The most important preparedness tip for severe weather is to stay informed to its potential by watching for weather updates and warnings on TV or listening to the radio.
At a minimum, emergency officials recommend that preparedness kits should include one gallon of water per-day, per-person, and per-pet, for three to five days. The kit should also have enough non-perishable food for each family member, and pets, for three to five days.
Other items that every kit should include: flashlight, battery-powered radio, extra batteries, first-aid kit, personal hygiene items, cell phone charger or solar charger, and copies of important family documents.
It is also very important that emergency kits contain extra supplies of medications, especially for those with chronic health conditions.
House Republicans Encourage Growing And Selling Of Tennessee-Based Agricultural Products
This week in Nashville, House Republicans moved forward with legislation to help encourage the growing and selling of Tennessee-based agricultural products across the state.
As filed, House Bill 299 is a pro-small business bill that removes governmental regulations and red tape that have placed undue burdens on the distribution of homegrown, locally produced food products.
Currently, all food manufacturers, regardless of size, are required to be licensed and inspected by the Tennessee Department of Agriculture, incurring fees and other payments due to the state. House Bill 299 removes these licensing costs, allowing home-kitchens and small start-up companies the ability to thrive without being burdened by unnecessary fees and expenses.

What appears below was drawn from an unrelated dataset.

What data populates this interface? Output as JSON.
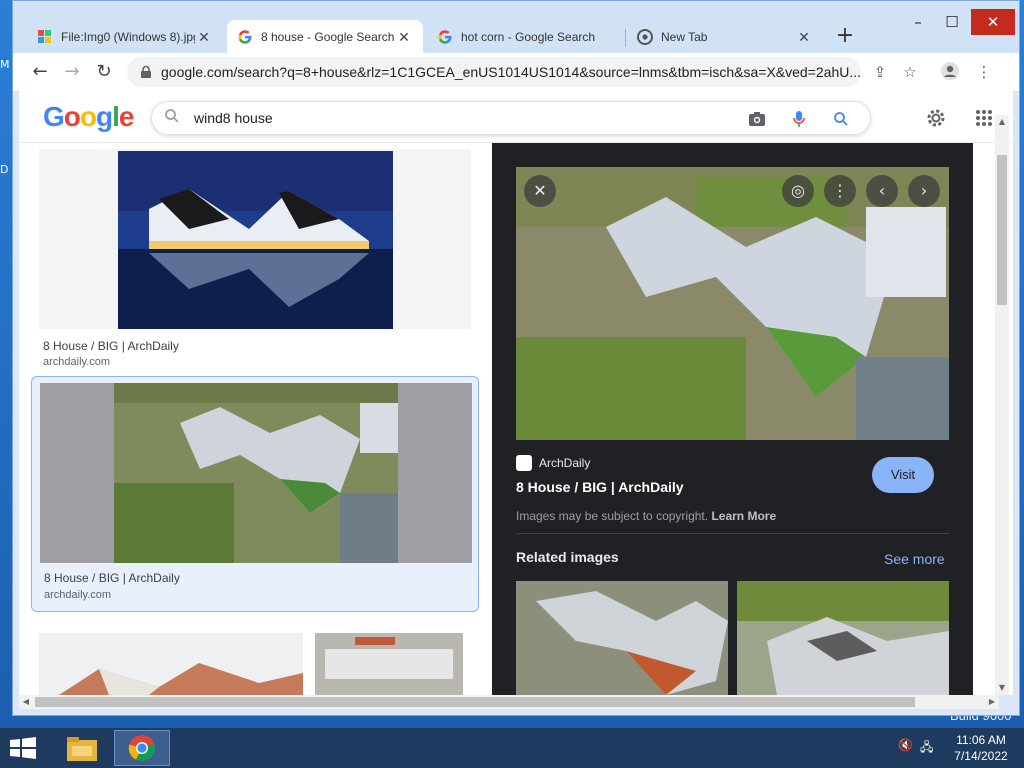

Over the last several years, many rural communities across Tennessee have newly established farmers markets and local kitchens that continue to grow in size and offerings to the public. Because of current regulations, however, these groups have had difficulty expanding because of the high fees associated with providing these services.
If passed, House Bill 299 would stop the licensing and inspections required by the Department of Agriculture at over 150 existing domestic kitchens. This will allow for growth in our rural communities and at small business start-ups and farmers markets in all parts of the state.
The full text of House Bill 299 can be accessed by visiting the Tennessee General Assembly website at: http://www.capitol.tn.gov/Bills/110/Bill/HB0299.pdf.